3rd November 2017
Background to the Joint Wildlife Protection Team (JWPT)
Established in 2008, the JWPT is a 5 man patrol team of rangers, who work in conjunction with Kenya Wildlife Service. They mainly patrol around the northeastern edge of Mt Kenya but are often called upon to secure other regions of the mountain when intelligence is sent to the Senior Warden. Their important work is evident from the snares they have destroyed and the individuals they have arrested and charged in the court. For instance, from January 2016 to September 2017, the team has destroyed over 400 snares, almost 40 charcoal kilns, confiscated 26 bags of charcoal, 434 fence posts and almost 1,500 timber pieces. They found almost 220 tree stumps and 24 additional logging sites. The team arrested 45 people for illegal activities including logging, marijuana farming and bushmeat poaching. The work of the team is not only limited to patrols but also community education and engagement with the public living along the forest boundary, in dealing with problem animals and also educating the community groups on the best forest conservation practices. The team members attend court to testify on cases for the forest offenders they arrest and attend legal and magistrate training.
JWPT on patrol
Logging found within the National Reserve
Removing and destroying snares
Logging activities found in the Park
The team patrols deep into the thick rainforest of the eastern edge of Mount Kenya. The map shows the different illegal incidents recorded by the team for the first 6 months of the year (January to June 17). Data was collected by the Spatial Monitoring and Reporting Tool (SMART) provided by the Zoological Society of London.
Map 1 to show JWPT activities January to June 2017. The purple ovals represent camping patrols.
The team has not had permanent housing since its establishment, living in makeshift tents with a small covered wooden kitchen, but this never became a reason for the members not to put more effort in their work.

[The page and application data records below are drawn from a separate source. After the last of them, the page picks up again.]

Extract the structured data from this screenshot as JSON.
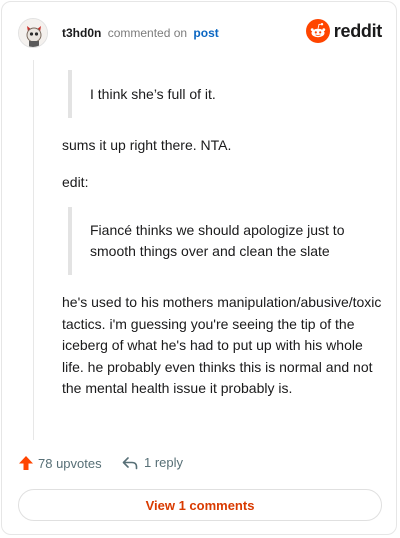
{
  "comment": {
    "username": "t3hd0n",
    "action_text": "commented on",
    "post_link": "post",
    "quote_1": "I think she’s full of it.",
    "paragraph_1": "sums it up right there. NTA.",
    "paragraph_2": "edit:",
    "quote_2": "Fiancé thinks we should apologize just to smooth things over and clean the slate",
    "paragraph_3": "he's used to his mothers manipulation/abusive/toxic tactics. i'm guessing you're seeing the tip of the iceberg of what he's had to put up with his whole life. he probably even thinks this is normal and not the mental health issue it probably is."
  },
  "brand": {
    "name": "reddit",
    "icon": "reddit-logo-icon",
    "color": "#ff4500"
  },
  "actions": {
    "upvotes": "78 upvotes",
    "replies": "1 reply",
    "view_comments": "View 1 comments"
  },
  "colors": {
    "accent": "#d93a00",
    "upvote": "#ff4500",
    "link": "#0a66c2"
  }
}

Improvement for the teams housing has become possible this year with several donors coming to the table.
The British Army Training Unit Kenya gave a donated five uni-huts units to house the team members.

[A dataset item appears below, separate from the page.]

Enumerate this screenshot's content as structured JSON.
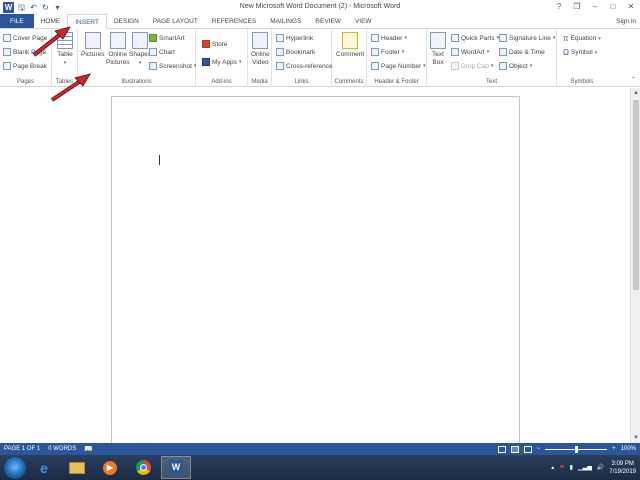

Kenya Forest Service gave an old house that was moved and renovated to be used as teams cooking place and a mess.
The Eden Wildlife Trust contributed towards the construction of the entire base, including ablution block and construction of housing and mess area.

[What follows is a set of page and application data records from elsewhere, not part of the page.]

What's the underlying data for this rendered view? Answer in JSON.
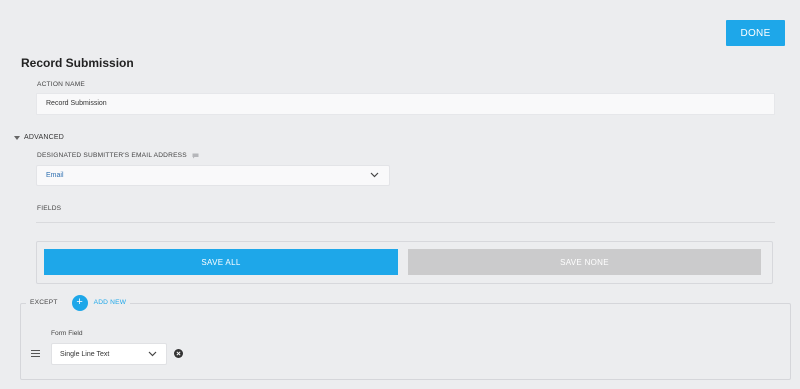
{
  "header": {
    "done_label": "DONE",
    "title": "Record Submission"
  },
  "action_name": {
    "label": "ACTION NAME",
    "value": "Record Submission"
  },
  "advanced": {
    "label": "ADVANCED"
  },
  "email": {
    "label": "DESIGNATED SUBMITTER'S EMAIL ADDRESS",
    "selected": "Email"
  },
  "fields": {
    "label": "FIELDS",
    "save_all_label": "SAVE ALL",
    "save_none_label": "SAVE NONE"
  },
  "except": {
    "label": "EXCEPT",
    "add_icon": "+",
    "add_new_label": "ADD NEW",
    "rows": [
      {
        "field_label": "Form Field",
        "selected": "Single Line Text"
      }
    ]
  },
  "colors": {
    "accent": "#1ea7e9",
    "disabled": "#cbcbcc",
    "background": "#ecedef"
  }
}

The Thin Green Line donated towards the building construction, solar and equipment inside the base.
Bunson Travel, in collaboration with Cookswell Jikos, donated a double stove jiko for the team’s kitchen.